Even though it’s not mentioned much in the news any more, bank failures are still happening. As we mentioned in the podcast, the FDIC maintains a bank watch list, to help identify banks that are in danger of failing. Unfortunately, that’s not for public distribution – reason being of course, if you find out that your bank is on a failure watch list, you’ll immediately pull your funds out, and we can’t have that now, can we? (Do you ever get the feeling that the FDIC isn’t really into helping out the customers of the banks, but the banks themselves?)
So, the FDIC list isn’t going to be found here. I mis-spoke. Mea Culpa.
Greg is a Beeg Dummy.
However, there is hope in figuring out what bank, thrift and loan, and credit union is doing what.
The answer, of course, springs from the private sector. There are plenty of companies out there that will be more than happy to give you an assessment of a financial institution. For a fee, of course (hey, it’s private sector! Capitalism, baby!) But with enough digging, we’ve found a few sources that are free assessments, and the sites they’re on are worth bookmarking in whatever browser you’re using.
Bank ratings – gives the 20 best and 20 worst performers, in an easy to understand table.

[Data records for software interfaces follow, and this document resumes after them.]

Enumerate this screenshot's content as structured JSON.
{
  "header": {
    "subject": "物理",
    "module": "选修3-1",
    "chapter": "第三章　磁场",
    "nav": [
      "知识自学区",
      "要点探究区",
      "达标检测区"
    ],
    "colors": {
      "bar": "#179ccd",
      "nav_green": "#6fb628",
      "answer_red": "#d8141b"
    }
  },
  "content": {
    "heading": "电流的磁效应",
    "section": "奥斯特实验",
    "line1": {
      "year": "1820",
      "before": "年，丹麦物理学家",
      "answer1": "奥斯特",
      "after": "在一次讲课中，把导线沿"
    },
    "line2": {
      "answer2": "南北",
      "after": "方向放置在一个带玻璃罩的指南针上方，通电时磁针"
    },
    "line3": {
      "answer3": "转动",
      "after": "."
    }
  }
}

We’ll have to keep watch to see how often the ratings are updated, but the current data is from 1-6-09.
Full list of bank ratings – gives bank ratings by state (sometimes helps to know where the banks are headquartered, but if you don’t know, leave the “State” field blank, and put the name of your bank into the lower field and then search. Select your bank, and there you go. Much faster to know where they’re headquartered though, doing a full search will give you a pretty big list)
Now, there is one other thing to look at while you’re spending the time to look at these sources, hopefully finding info that’s of use to you. It’s the failed bank list from the FDIC. One thing to note, and something to pay attention to: note the number of bank failures since the beginning of 2009. Seems to me that I never heard about many of them on the news, but there they are, in black and white. I count 44 banks that have failed since January 1st, 2009, and we’re not even through February as I write this.
Knowledge is power folks, knowledge is power. Use it.